Mountain Bike Reviews Forum banner
1 - 2 of 2 Posts

·
Young, Shawn Young
Joined
·
3,165 Posts
Discussion Starter · #1 ·
I have the Talas rlc. I noticed this morning that if I make the compression harder that my front end seemed to stand taller when I was riding. Is it possible that I had it set so soft that when I was riding it was already into some of its travel making it seem like the front end was lower than it should be. Seems silly but that was the impression that I got,

Shawn
 

·
www.derbyrims.com
Joined
·
6,766 Posts
Rebound too firm?

Redmon said:
I have the Talas rlc. I noticed this morning that if I make the compression harder that my front end seemed to stand taller when I was riding. Is it possible that I had it set so soft that when I was riding it was already into some of its travel making it seem like the front end was lower than it should be. Seems silly but that was the impression that I got,

Shawn
Maybe your rebound is so firm the fork doesn't return up to the static level of sag quick enough after repeated bumps, called "pack-down". Firmer compression damping doesn't allow it to compress as much from bump hits. And over-firm compression compared to rebound can cause the fork (or shock) to "pack-up" and rise to ride higher while riding.

Platform valued shocks and forks are designed to run with softer springs and deeper static sag, due to firmer compression "packing-up" effects while riding.

The RLC is not a platform fork and should be set up to ride at the same average level as a static sag. Static sag is the amount of sag with rider, held still on the bike by an assistant, at normal seated riding position (normally about 20 - 25% travel front and rear).

After setting up your static sag, set your damping by opening up compression and rebound to the softest setting. Then for a base line setting, first adjust your damping in (firmer) only enough to keep the fork from extending repeatedly more than twice upon rebounding from a single big bump (this is usually about midway in the adjustment range of quality shocks and forks such as Fox.). Then set your fork compression only firm enough to reduce overly rapid dive when suddenly braking hard.

Soft damping is more bump compliant and comfortable.

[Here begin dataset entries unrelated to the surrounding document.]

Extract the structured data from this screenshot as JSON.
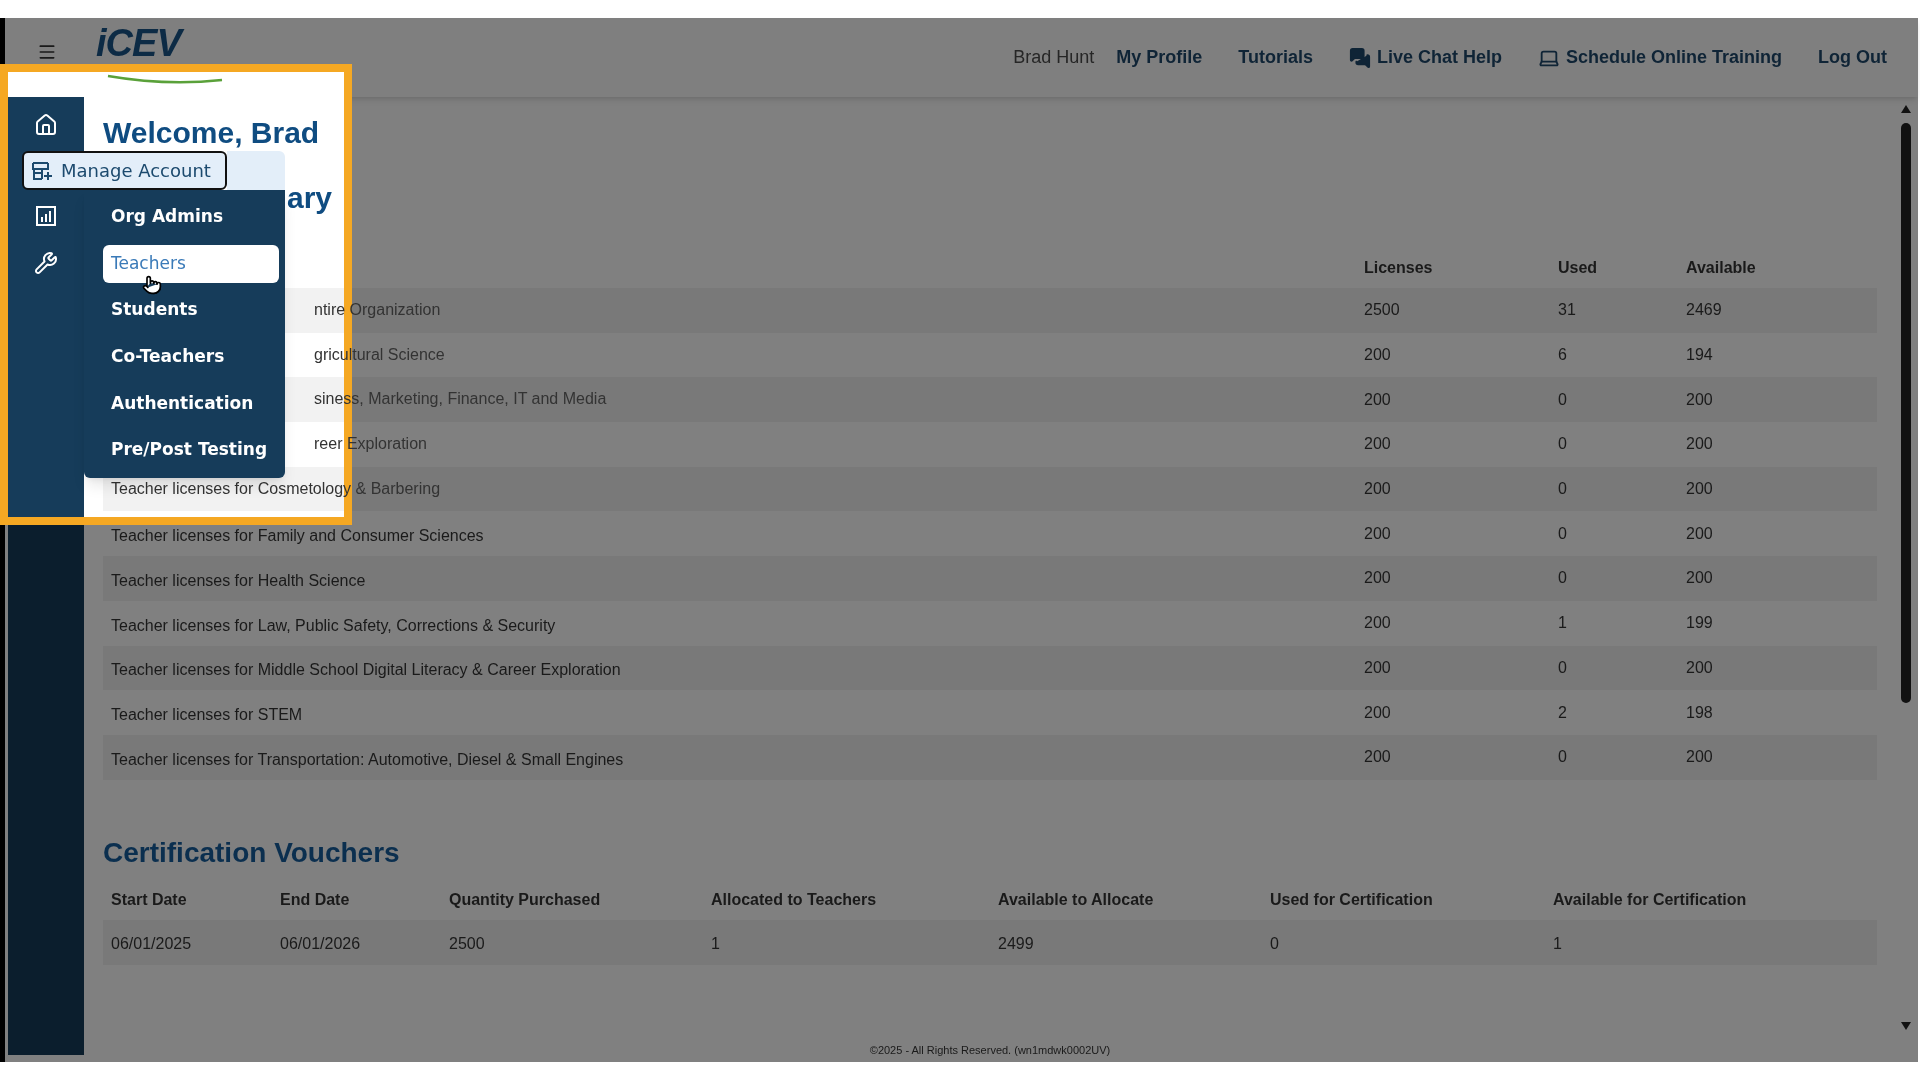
{
  "top_bar": {
    "logo": "iCEV",
    "user_name": "Brad Hunt",
    "links": [
      {
        "label": "My Profile",
        "kind": "plain"
      },
      {
        "label": "Tutorials",
        "kind": "plain"
      },
      {
        "label": "Live Chat Help",
        "kind": "chat"
      },
      {
        "label": "Schedule Online Training",
        "kind": "laptop"
      },
      {
        "label": "Log Out",
        "kind": "plain"
      }
    ]
  },
  "welcome": "Welcome, Brad",
  "summary_heading": "ary",
  "menu": {
    "button": "Manage Account",
    "items": [
      {
        "label": "Org Admins",
        "selected": false
      },
      {
        "label": "Teachers",
        "selected": true
      },
      {
        "label": "Students",
        "selected": false
      },
      {
        "label": "Co-Teachers",
        "selected": false
      },
      {
        "label": "Authentication",
        "selected": false
      },
      {
        "label": "Pre/Post Testing",
        "selected": false
      }
    ]
  },
  "licenses": {
    "columns": [
      "Licenses",
      "Used",
      "Available"
    ],
    "rows": [
      {
        "label": "ntire Organization",
        "licenses": "2500",
        "used": "31",
        "available": "2469",
        "highlighted": true,
        "cut": true
      },
      {
        "label": "gricultural Science",
        "licenses": "200",
        "used": "6",
        "available": "194",
        "highlighted": true,
        "cut": true
      },
      {
        "label": "siness, Marketing, Finance, IT and Media",
        "licenses": "200",
        "used": "0",
        "available": "200",
        "highlighted": true,
        "cut": true
      },
      {
        "label": "reer Exploration",
        "licenses": "200",
        "used": "0",
        "available": "200",
        "highlighted": true,
        "cut": true
      },
      {
        "label": "Teacher licenses for Cosmetology & Barbering",
        "licenses": "200",
        "used": "0",
        "available": "200",
        "highlighted": true,
        "cut": false
      },
      {
        "label": "Teacher licenses for Family and Consumer Sciences",
        "licenses": "200",
        "used": "0",
        "available": "200",
        "highlighted": false,
        "cut": false
      },
      {
        "label": "Teacher licenses for Health Science",
        "licenses": "200",
        "used": "0",
        "available": "200",
        "highlighted": false,
        "cut": false
      },
      {
        "label": "Teacher licenses for Law, Public Safety, Corrections & Security",
        "licenses": "200",
        "used": "1",
        "available": "199",
        "highlighted": false,
        "cut": false
      },
      {
        "label": "Teacher licenses for Middle School Digital Literacy & Career Exploration",
        "licenses": "200",
        "used": "0",
        "available": "200",
        "highlighted": false,
        "cut": false
      },
      {
        "label": "Teacher licenses for STEM",
        "licenses": "200",
        "used": "2",
        "available": "198",
        "highlighted": false,
        "cut": false
      },
      {
        "label": "Teacher licenses for Transportation: Automotive, Diesel & Small Engines",
        "licenses": "200",
        "used": "0",
        "available": "200",
        "highlighted": false,
        "cut": false
      }
    ]
  },
  "vouchers": {
    "title": "Certification Vouchers",
    "columns": [
      "Start Date",
      "End Date",
      "Quantity Purchased",
      "Allocated to Teachers",
      "Available to Allocate",
      "Used for Certification",
      "Available for Certification"
    ],
    "rows": [
      [
        "06/01/2025",
        "06/01/2026",
        "2500",
        "1",
        "2499",
        "0",
        "1"
      ]
    ]
  },
  "footer": "©2025 - All Rights Reserved. (wn1mdwk0002UV)"
}
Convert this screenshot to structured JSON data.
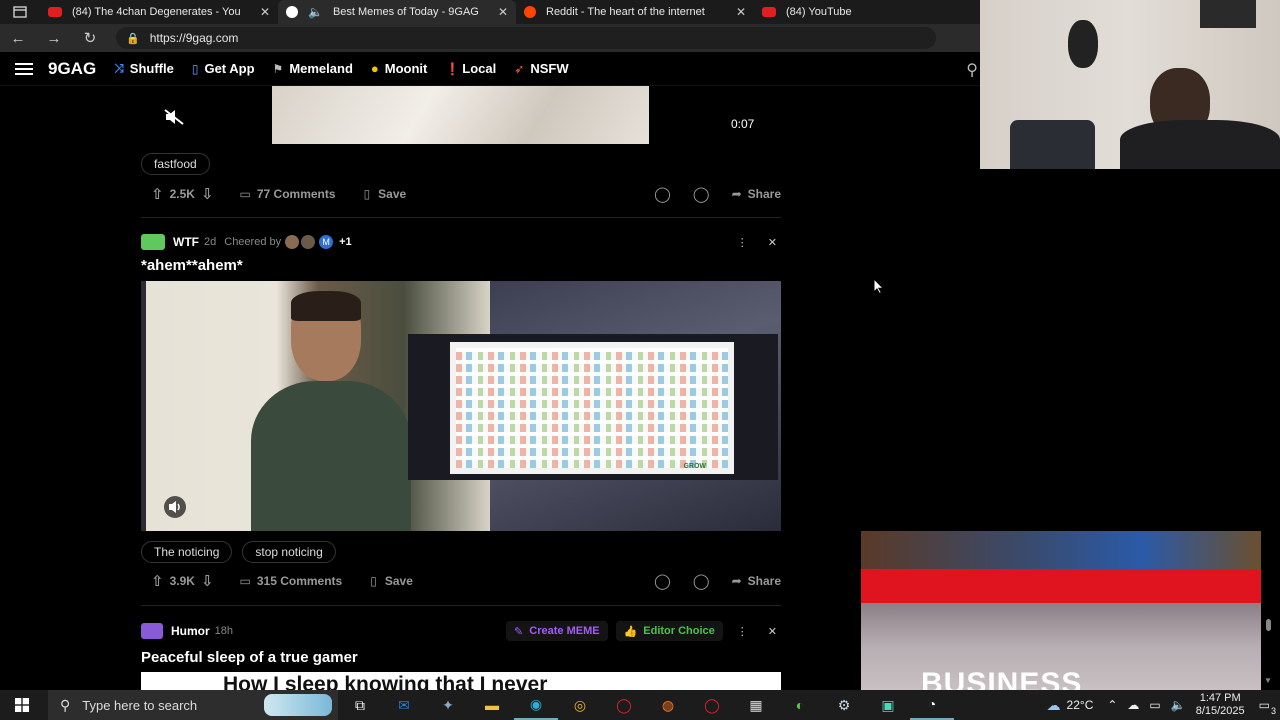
{
  "browser": {
    "tabs": [
      {
        "title": "(84) The 4chan Degenerates - You",
        "favicon_color": "#e02020",
        "active": false
      },
      {
        "title": "Best Memes of Today - 9GAG",
        "favicon_color": "#222222",
        "active": true
      },
      {
        "title": "Reddit - The heart of the internet",
        "favicon_color": "#ff4500",
        "active": false
      },
      {
        "title": "(84) YouTube",
        "favicon_color": "#e02020",
        "active": false
      }
    ],
    "url": "https://9gag.com"
  },
  "site": {
    "logo": "9GAG",
    "nav": [
      {
        "label": "Shuffle",
        "icon": "shuffle-icon",
        "icon_glyph": "⤨",
        "color": "#3d8bff"
      },
      {
        "label": "Get App",
        "icon": "phone-icon",
        "icon_glyph": "▯",
        "color": "#5ba3ff"
      },
      {
        "label": "Memeland",
        "icon": "flag-icon",
        "icon_glyph": "⚑",
        "color": "#bbbbbb"
      },
      {
        "label": "Moonit",
        "icon": "moon-icon",
        "icon_glyph": "●",
        "color": "#f5c400"
      },
      {
        "label": "Local",
        "icon": "pin-icon",
        "icon_glyph": "📍",
        "color": "#ff3b3b"
      },
      {
        "label": "NSFW",
        "icon": "rocket-icon",
        "icon_glyph": "➶",
        "color": "#ff6a3d"
      }
    ]
  },
  "posts": {
    "first": {
      "duration": "0:07",
      "tags": [
        "fastfood"
      ],
      "upvotes": "2.5K",
      "comments": "77 Comments",
      "save": "Save",
      "share": "Share"
    },
    "second": {
      "section": "WTF",
      "age": "2d",
      "cheered_by": "Cheered by",
      "cheer_extra": "+1",
      "cheer_initial": "M",
      "title": "*ahem**ahem*",
      "tags": [
        "The noticing",
        "stop noticing"
      ],
      "upvotes": "3.9K",
      "comments": "315 Comments",
      "save": "Save",
      "share": "Share",
      "video_footer": "GROW"
    },
    "third": {
      "section": "Humor",
      "age": "18h",
      "create_meme": "Create MEME",
      "editor_choice": "Editor Choice",
      "title": "Peaceful sleep of a true gamer",
      "image_text": "How I sleep knowing that I never"
    }
  },
  "ad": {
    "text": "BUSINESS"
  },
  "taskbar": {
    "search_placeholder": "Type here to search",
    "weather": "22°C",
    "time": "1:47 PM",
    "date": "8/15/2025",
    "notif_count": "3"
  },
  "colors": {
    "accent_green": "#5fc85f",
    "create_meme": "#a15bff",
    "editor_choice": "#4cc24c",
    "ad_red": "#e0141e"
  }
}
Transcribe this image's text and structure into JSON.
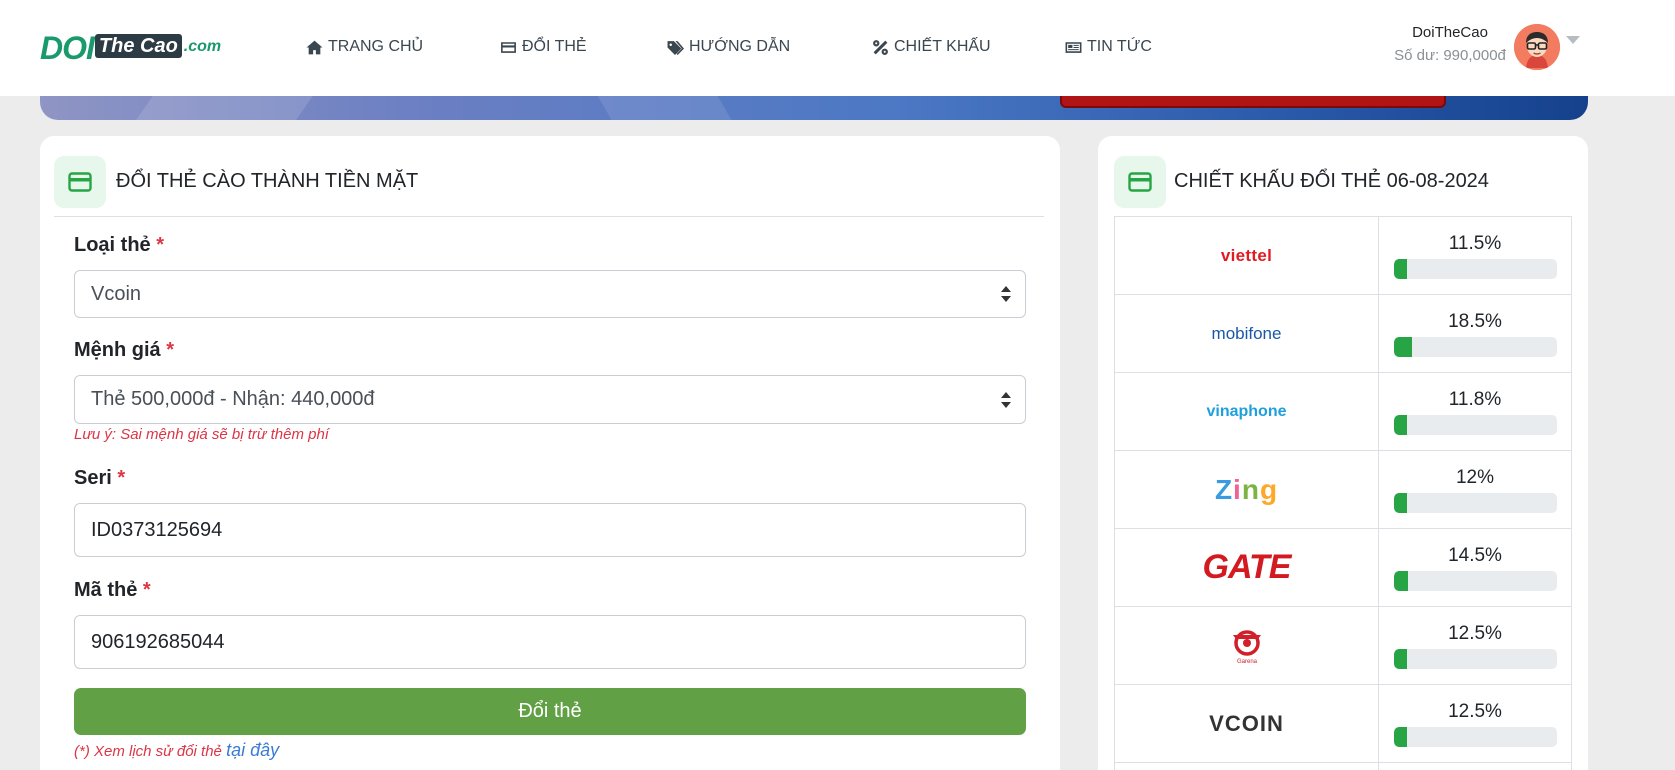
{
  "brand": {
    "doi": "DOI",
    "thecao": "The Cao",
    "com": ".com"
  },
  "nav": [
    {
      "label": "TRANG CHỦ",
      "icon": "home-icon"
    },
    {
      "label": "ĐỔI THẺ",
      "icon": "credit-card-icon"
    },
    {
      "label": "HƯỚNG DẪN",
      "icon": "tags-icon"
    },
    {
      "label": "CHIẾT KHẤU",
      "icon": "percent-icon"
    },
    {
      "label": "TIN TỨC",
      "icon": "newspaper-icon"
    }
  ],
  "user": {
    "name": "DoiTheCao",
    "balance": "Số dư: 990,000đ"
  },
  "form": {
    "title": "ĐỔI THẺ CÀO THÀNH TIỀN MẶT",
    "required_mark": "*",
    "card_type_label": "Loại thẻ",
    "card_type_value": "Vcoin",
    "value_label": "Mệnh giá",
    "value_value": "Thẻ 500,000đ - Nhận: 440,000đ",
    "value_note": "Lưu ý: Sai mệnh giá sẽ bị trừ thêm phí",
    "serial_label": "Seri",
    "serial_value": "ID0373125694",
    "pin_label": "Mã thẻ",
    "pin_value": "906192685044",
    "submit_label": "Đổi thẻ",
    "history_note": "(*) Xem lịch sử đổi thẻ",
    "history_link": "tại đây"
  },
  "rates": {
    "title": "CHIẾT KHẤU ĐỔI THẺ 06-08-2024",
    "items": [
      {
        "operator": "viettel",
        "logo_text": "viettel",
        "percent_label": "11.5%",
        "percent": 11.5
      },
      {
        "operator": "mobifone",
        "logo_text": "mobifone",
        "percent_label": "18.5%",
        "percent": 18.5
      },
      {
        "operator": "vinaphone",
        "logo_text": "vinaphone",
        "percent_label": "11.8%",
        "percent": 11.8
      },
      {
        "operator": "zing",
        "logo_text": "Zing",
        "percent_label": "12%",
        "percent": 12
      },
      {
        "operator": "gate",
        "logo_text": "GATE",
        "percent_label": "14.5%",
        "percent": 14.5
      },
      {
        "operator": "garena",
        "logo_text": "Garena",
        "percent_label": "12.5%",
        "percent": 12.5
      },
      {
        "operator": "vcoin",
        "logo_text": "VCOIN",
        "percent_label": "12.5%",
        "percent": 12.5
      }
    ]
  },
  "colors": {
    "primary_green": "#61a044",
    "bar_green": "#27a544",
    "required_red": "#dc3545",
    "brand_teal": "#1a9a6c"
  }
}
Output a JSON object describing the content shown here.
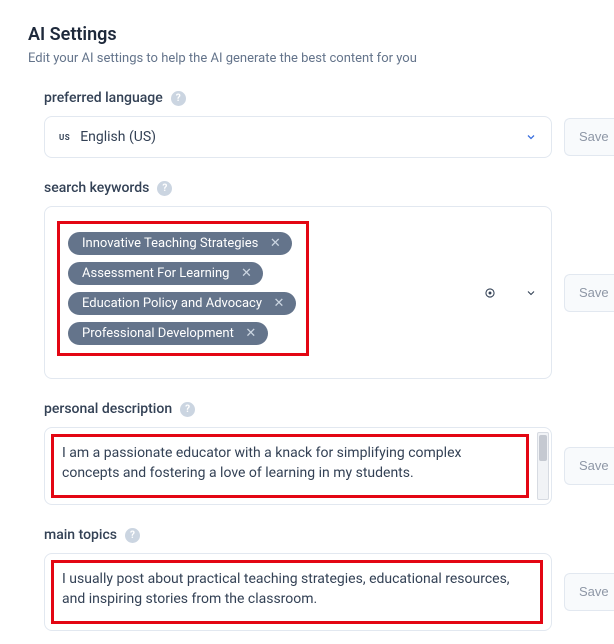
{
  "page": {
    "title": "AI Settings",
    "subtitle": "Edit your AI settings to help the AI generate the best content for you"
  },
  "buttons": {
    "save": "Save"
  },
  "language": {
    "label": "preferred language",
    "flag_code": "US",
    "value": "English (US)"
  },
  "keywords": {
    "label": "search keywords",
    "items": [
      "Innovative Teaching Strategies",
      "Assessment For Learning",
      "Education Policy and Advocacy",
      "Professional Development"
    ]
  },
  "personal": {
    "label": "personal description",
    "text": "I am a passionate educator with a knack for simplifying complex concepts and fostering a love of learning in my students."
  },
  "topics": {
    "label": "main topics",
    "text": "I usually post about practical teaching strategies, educational resources, and inspiring stories from the classroom."
  }
}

Firm up damping to suit your confidence level, setting rebound first with compression at full soft, then set compression in the fork only for brake dive, in the rear only set compression firmer than the softest setting if the bike bob's while pedaling excessively.

For racing or harder riding sessions where your pedaling causes inefficient excessive bobbing or too much wallowing and bucking in bumps, slow your compression damping a click or two (or more depending on adjustment range) only enough to stabilize the handling or pedaling, rebound shouldn't change more than a click (very little) to avoid pack-down and over firm bump handling.

For jump sessions, firm up compression much more and firm up rebound a little more too.

:thumbsup:

- ray
 
1 - 2 of 2 Posts
Top